Lauren Davis, activist

Courage in Public Service

Lauren Davis stood by the side of her best friend, Ricky Garcia, as suicide attempts and a debilitating alcohol and opiate addiction sent him to the hospital countless times. But no matter how dire his situation, Washington state law would not allow him to be involuntarily committed to addiction care.

Davis found this to be unacceptable, and fought to create a law that would allow those struggling with a substance abuse disorder to receive the addiction treatment they needed. Ricky’s Law, which passed in 2016 and went into effect this past April, calls for the construction of nine inpatient addiction treatment facilities (seven for adults, two for adolescents) and earmarks an unprecedented $57 million in state and federal dollars per biennium for addiction treatment.

In March, Davis announced her candidacy for the 32nd legislative district in the Washington state House of Representatives, where she hopes to continue to advocate for those unable to help themselves. “[This journey] gave me unwavering hope that no one, no one, has fallen too far to recover,” she says.

Trish Millines Dziko, Technology Access Foundation Founder

Courage in Technology

From the day Trish Millines Dziko started working in the tech industry in the late 1970s, she noticed the lack of people of color in the field. While her career took her to companies both large and small, including Computer Sciences Corporation, Hughes Aircraft Company, Fortune Systems, TeleCalc, and Microsoft, the industry’s lack of diversity stayed constant.

Dziko eventually left the industry and started the nonprofit Technology Access Foundation (TAF) in an effort to create opportunities for students of color to engage with science, technology, engineering and math (STEM) disciplines. Since TAF’s start in 1996, around 15,000 students have been educated through the foundation, which includes a 6th – 12th grade academy and several “transformation” schools. Additionally, TAF provides a teacher training institute and a fellowship program for educators. Almost all TAF students have attended college.

“We got kids thinking they could do something completely different,” Dziko says, “things society has been telling them they couldn’t do.”
 

Buy tickets to the Courage Award Breakfast

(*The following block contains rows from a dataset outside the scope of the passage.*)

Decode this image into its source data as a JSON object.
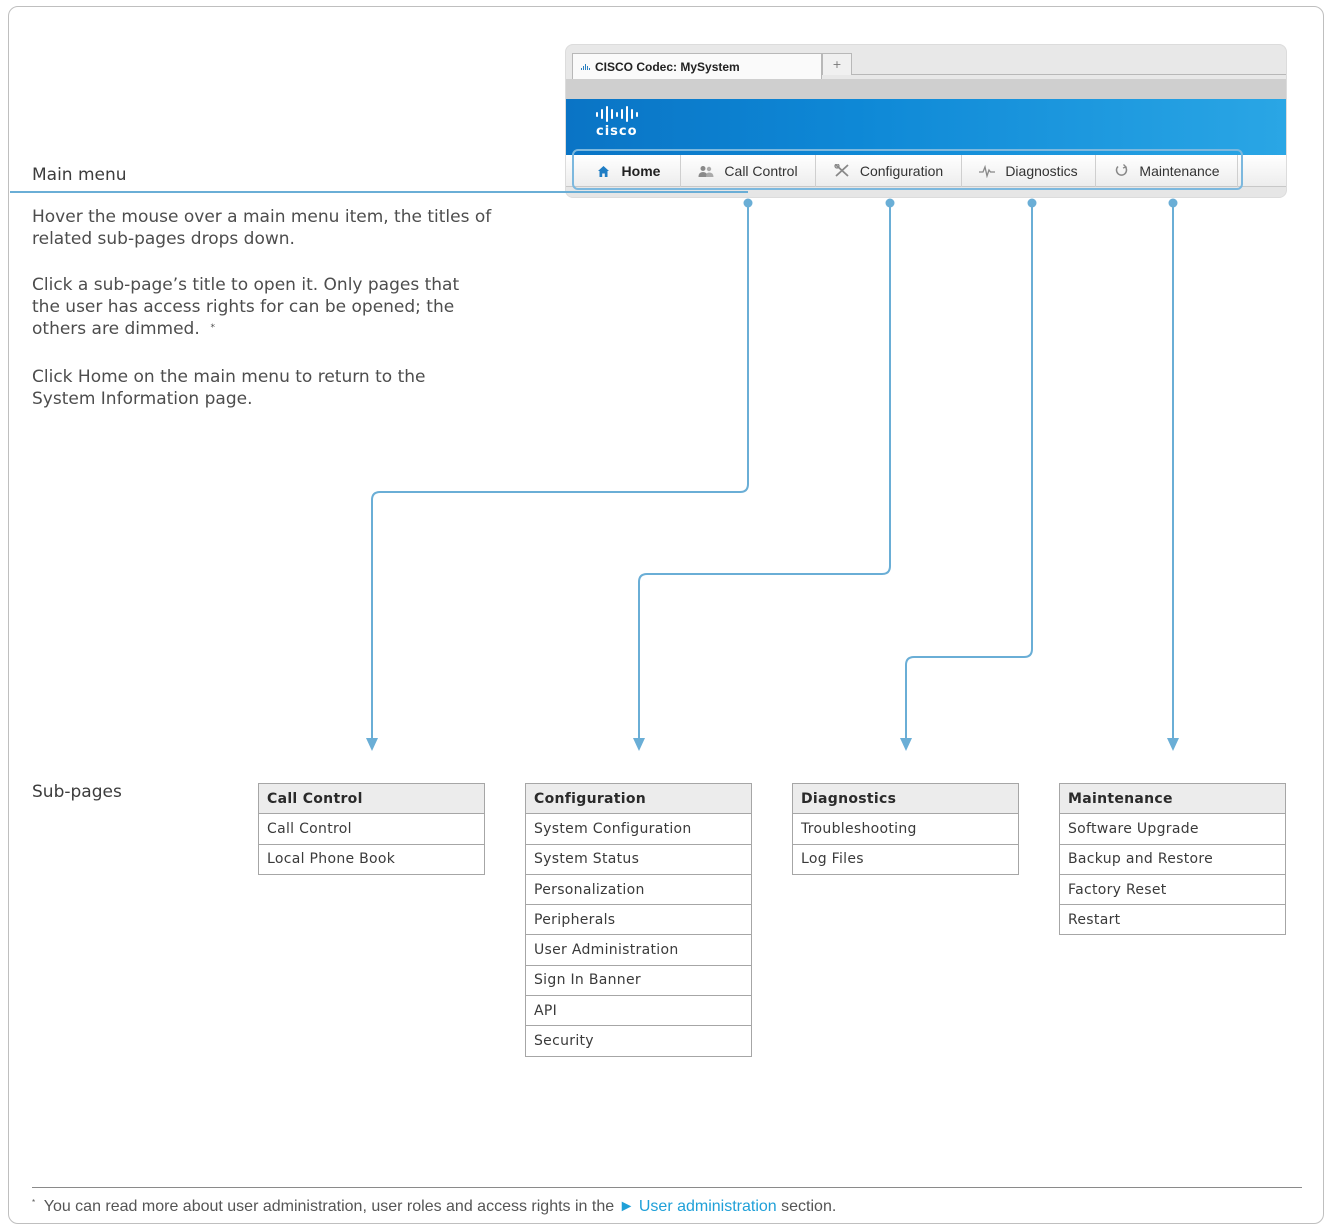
{
  "browser": {
    "tab_title": "CISCO Codec: MySystem",
    "new_tab_symbol": "+",
    "logo_text": "cisco",
    "menu": [
      {
        "label": "Home",
        "icon": "home-icon"
      },
      {
        "label": "Call Control",
        "icon": "users-icon"
      },
      {
        "label": "Configuration",
        "icon": "tools-icon"
      },
      {
        "label": "Diagnostics",
        "icon": "pulse-icon"
      },
      {
        "label": "Maintenance",
        "icon": "refresh-icon"
      }
    ]
  },
  "main_menu": {
    "heading": "Main menu",
    "paragraphs": [
      "Hover the mouse over a main menu item, the titles of related sub-pages drops down.",
      "Click a sub-page’s title to open it. Only pages that the user has access rights for can be opened; the others are dimmed.",
      "Click Home on the main menu to return to the System Information page."
    ],
    "footnote_marker": "*"
  },
  "sub_pages": {
    "heading": "Sub-pages",
    "tables": [
      {
        "title": "Call Control",
        "items": [
          "Call Control",
          "Local Phone Book"
        ]
      },
      {
        "title": "Configuration",
        "items": [
          "System Configuration",
          "System Status",
          "Personalization",
          "Peripherals",
          "User Administration",
          "Sign In Banner",
          "API",
          "Security"
        ]
      },
      {
        "title": "Diagnostics",
        "items": [
          "Troubleshooting",
          "Log Files"
        ]
      },
      {
        "title": "Maintenance",
        "items": [
          "Software Upgrade",
          "Backup and Restore",
          "Factory Reset",
          "Restart"
        ]
      }
    ]
  },
  "footer": {
    "marker": "*",
    "text_before": "You can read more about user administration, user roles and access rights in the",
    "link_arrow": "►",
    "link_text": "User administration",
    "text_after": "section."
  },
  "colors": {
    "connector": "#6aaed6",
    "link": "#1fa0d8",
    "cisco_blue": "#0e88d6"
  }
}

2018 Courage Awards are sponsored by:

Funders for Courage Awards

comments on

Meet the winners of the 2018 Courage Awards